━━ DATA SUPPLIED

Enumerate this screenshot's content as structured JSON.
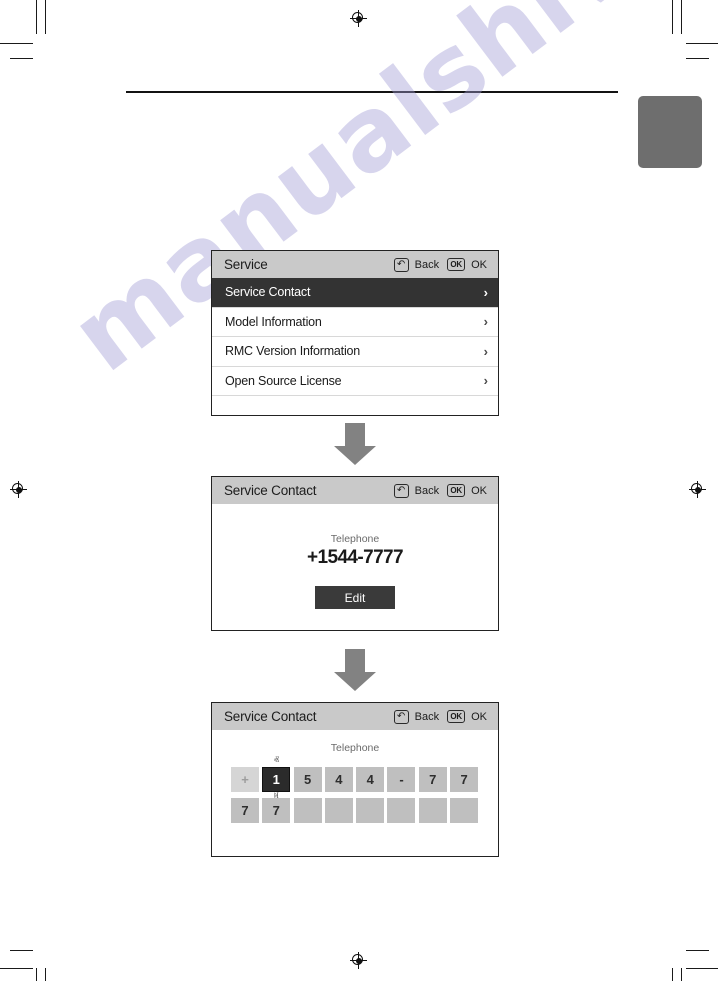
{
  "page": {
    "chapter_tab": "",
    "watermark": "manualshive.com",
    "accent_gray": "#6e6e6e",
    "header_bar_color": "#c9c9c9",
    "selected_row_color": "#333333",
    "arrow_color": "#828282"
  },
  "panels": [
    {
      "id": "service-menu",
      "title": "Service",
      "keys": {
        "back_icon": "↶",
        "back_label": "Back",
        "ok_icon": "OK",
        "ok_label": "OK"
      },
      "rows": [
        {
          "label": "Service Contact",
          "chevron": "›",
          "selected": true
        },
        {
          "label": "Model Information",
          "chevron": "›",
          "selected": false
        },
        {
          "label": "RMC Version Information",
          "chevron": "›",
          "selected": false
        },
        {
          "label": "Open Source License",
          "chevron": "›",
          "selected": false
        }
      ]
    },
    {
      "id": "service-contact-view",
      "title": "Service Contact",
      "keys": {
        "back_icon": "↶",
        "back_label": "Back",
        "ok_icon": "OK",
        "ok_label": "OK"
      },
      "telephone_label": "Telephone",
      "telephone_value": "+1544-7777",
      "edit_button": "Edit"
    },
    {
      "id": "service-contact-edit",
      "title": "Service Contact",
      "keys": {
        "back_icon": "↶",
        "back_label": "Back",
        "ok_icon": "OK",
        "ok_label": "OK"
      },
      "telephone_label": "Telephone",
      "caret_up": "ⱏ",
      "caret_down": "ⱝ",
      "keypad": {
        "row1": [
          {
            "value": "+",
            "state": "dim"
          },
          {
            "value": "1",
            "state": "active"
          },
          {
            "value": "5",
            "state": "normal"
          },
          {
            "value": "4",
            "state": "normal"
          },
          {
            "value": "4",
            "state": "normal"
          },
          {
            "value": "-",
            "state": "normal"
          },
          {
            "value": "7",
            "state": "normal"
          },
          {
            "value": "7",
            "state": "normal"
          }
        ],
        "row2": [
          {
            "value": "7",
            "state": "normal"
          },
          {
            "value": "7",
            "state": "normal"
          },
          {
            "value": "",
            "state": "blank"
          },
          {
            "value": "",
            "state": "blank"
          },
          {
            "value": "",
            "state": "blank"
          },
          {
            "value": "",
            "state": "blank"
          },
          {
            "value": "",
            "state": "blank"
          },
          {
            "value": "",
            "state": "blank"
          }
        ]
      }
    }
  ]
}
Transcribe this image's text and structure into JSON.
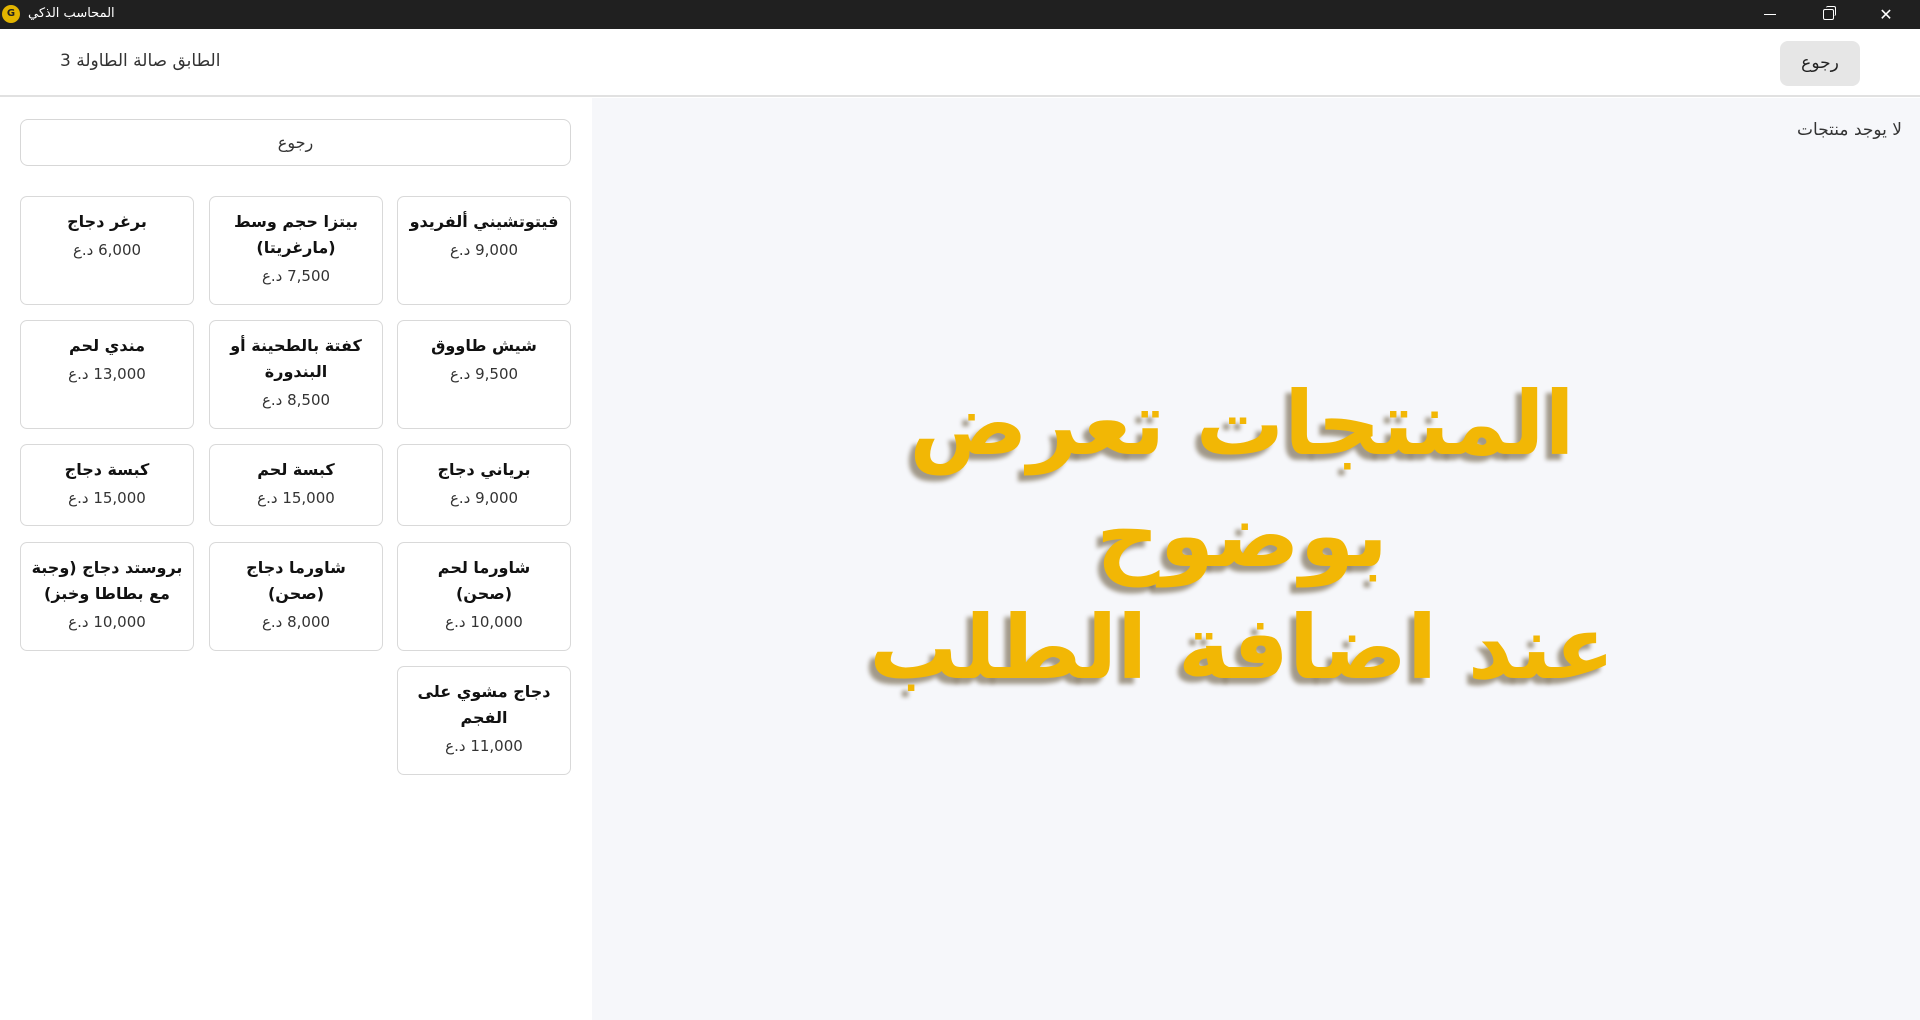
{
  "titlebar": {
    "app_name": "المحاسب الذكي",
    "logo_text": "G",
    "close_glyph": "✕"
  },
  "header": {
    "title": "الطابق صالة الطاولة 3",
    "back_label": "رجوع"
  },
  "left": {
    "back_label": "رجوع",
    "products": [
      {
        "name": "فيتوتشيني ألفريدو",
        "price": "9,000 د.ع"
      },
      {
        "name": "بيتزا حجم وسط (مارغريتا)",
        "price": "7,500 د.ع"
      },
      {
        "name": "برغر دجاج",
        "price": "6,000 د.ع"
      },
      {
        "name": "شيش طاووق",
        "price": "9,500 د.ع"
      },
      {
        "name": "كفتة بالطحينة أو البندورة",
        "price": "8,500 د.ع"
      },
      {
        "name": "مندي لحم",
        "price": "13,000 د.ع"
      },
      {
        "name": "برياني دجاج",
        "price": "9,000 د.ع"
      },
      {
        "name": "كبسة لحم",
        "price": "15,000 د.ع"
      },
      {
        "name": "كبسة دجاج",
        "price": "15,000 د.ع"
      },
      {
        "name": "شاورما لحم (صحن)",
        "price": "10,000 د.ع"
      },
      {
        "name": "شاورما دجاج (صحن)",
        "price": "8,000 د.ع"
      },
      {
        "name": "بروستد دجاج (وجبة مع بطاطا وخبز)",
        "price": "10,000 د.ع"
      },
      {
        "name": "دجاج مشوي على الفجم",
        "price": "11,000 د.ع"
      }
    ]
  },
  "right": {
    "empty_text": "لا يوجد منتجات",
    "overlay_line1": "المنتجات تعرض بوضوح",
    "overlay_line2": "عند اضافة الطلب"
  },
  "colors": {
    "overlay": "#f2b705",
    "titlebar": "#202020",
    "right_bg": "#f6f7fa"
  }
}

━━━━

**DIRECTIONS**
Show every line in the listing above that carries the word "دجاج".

**SOLUTION TO THIS EXERCISE**
        "name": "برغر دجاج",
        "name": "برياني دجاج",
        "name": "كبسة دجاج",
        "name": "شاورما دجاج (صحن)",
        "name": "بروستد دجاج (وجبة مع بطاطا وخبز)",
        "name": "دجاج مشوي على الفجم",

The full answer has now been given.